Reviewed by Michael Smith on August 07, 2012
The American Council on Exercise; The Journal of Applied Physiology
© 2006 WebMD, Inc. All rights reserved.
If you've ever given up on exercising because you didn't see results fast enough, then interval training may be for you.
I think generally the biggest mistake that people make is that when they initially start an exercise program they usually either do too little or too much.
Interval training alternates bursts of high intensity movements with short recovery breaks. It's one of the most efficient ways to strengthen your cardiovascular system. And…
It's more fun. You're doing a lot of different things. You're not doing the same thing for the entire hour.
Routines can include anything from swimming to weight training.
Not only that, but you're alternating between your all out pace and active resting, which keeps things from becoming too monotonous.
But perhaps the best news is that you burn more calories in less time.
What that's doing is really challenging the body so that your aerobic capacity becomes higher.
It's not so much what you do, but how hard you do it that's important.
Experts say increasing the intensity of your workout will more than make up for the shorter workout sessions.
It's kind of like running sprints verses jogging.
Sprinting for 30 seconds to a minute and then slowing to a jog until you're ready to go again is a perfect example of interval training.
But don't let yourself get too comfortable. Rest just long enough to catch your breath.
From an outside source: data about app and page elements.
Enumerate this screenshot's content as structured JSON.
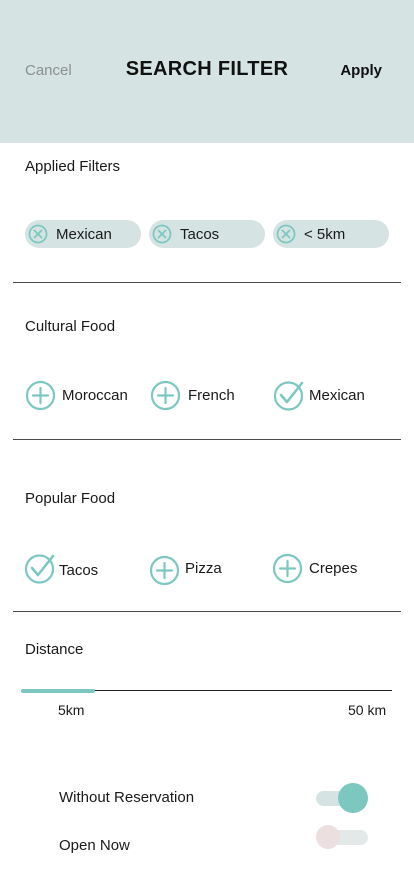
{
  "header": {
    "cancel_label": "Cancel",
    "title": "SEARCH FILTER",
    "apply_label": "Apply",
    "background": "#d5e4e3"
  },
  "applied_filters": {
    "title": "Applied Filters",
    "chips": [
      {
        "label": "Mexican",
        "icon": "remove-circle-icon"
      },
      {
        "label": "Tacos",
        "icon": "remove-circle-icon"
      },
      {
        "label": "< 5km",
        "icon": "remove-circle-icon"
      }
    ]
  },
  "cultural_food": {
    "title": "Cultural Food",
    "options": [
      {
        "label": "Moroccan",
        "selected": false
      },
      {
        "label": "French",
        "selected": false
      },
      {
        "label": "Mexican",
        "selected": true
      }
    ]
  },
  "popular_food": {
    "title": "Popular Food",
    "options": [
      {
        "label": "Tacos",
        "selected": true
      },
      {
        "label": "Pizza",
        "selected": false
      },
      {
        "label": "Crepes",
        "selected": false
      }
    ]
  },
  "distance": {
    "title": "Distance",
    "min_label": "5km",
    "max_label": "50 km",
    "min_value": 5,
    "max_value": 50,
    "selected_fraction": 0.2
  },
  "toggles": [
    {
      "label": "Without Reservation",
      "on": true
    },
    {
      "label": "Open Now",
      "on": false
    }
  ],
  "colors": {
    "accent": "#7cc8c1",
    "chip_bg": "#d5e4e3"
  }
}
By doing so, you're enhancing the ability of your heart and lungs to supply oxygen to working muscles, which increases both strength and endurance.
If they're doing something full speed for 30 seconds they should be out of breath,
but what happens when they are in better shape, they can recover faster so 15 seconds later, they are ready to go again.
Interval training can also recruit muscles that you don't normally use, helping your body burn more calories, even when you're not working out.
And switching things up will maximize your effort while you are working out.
If you do the same type of exercise all the time then your body gets used to that and it doesn't change as much,
but when you do interval training it's really hard for your body to get used to that.
Before you begin a strenuous exercise routine see your doctor, that's especially important if you have health concerns or are over 50.
And always remember to warm up for at least ten minutes before each session to reduce your chances of injury. All will be time well spent.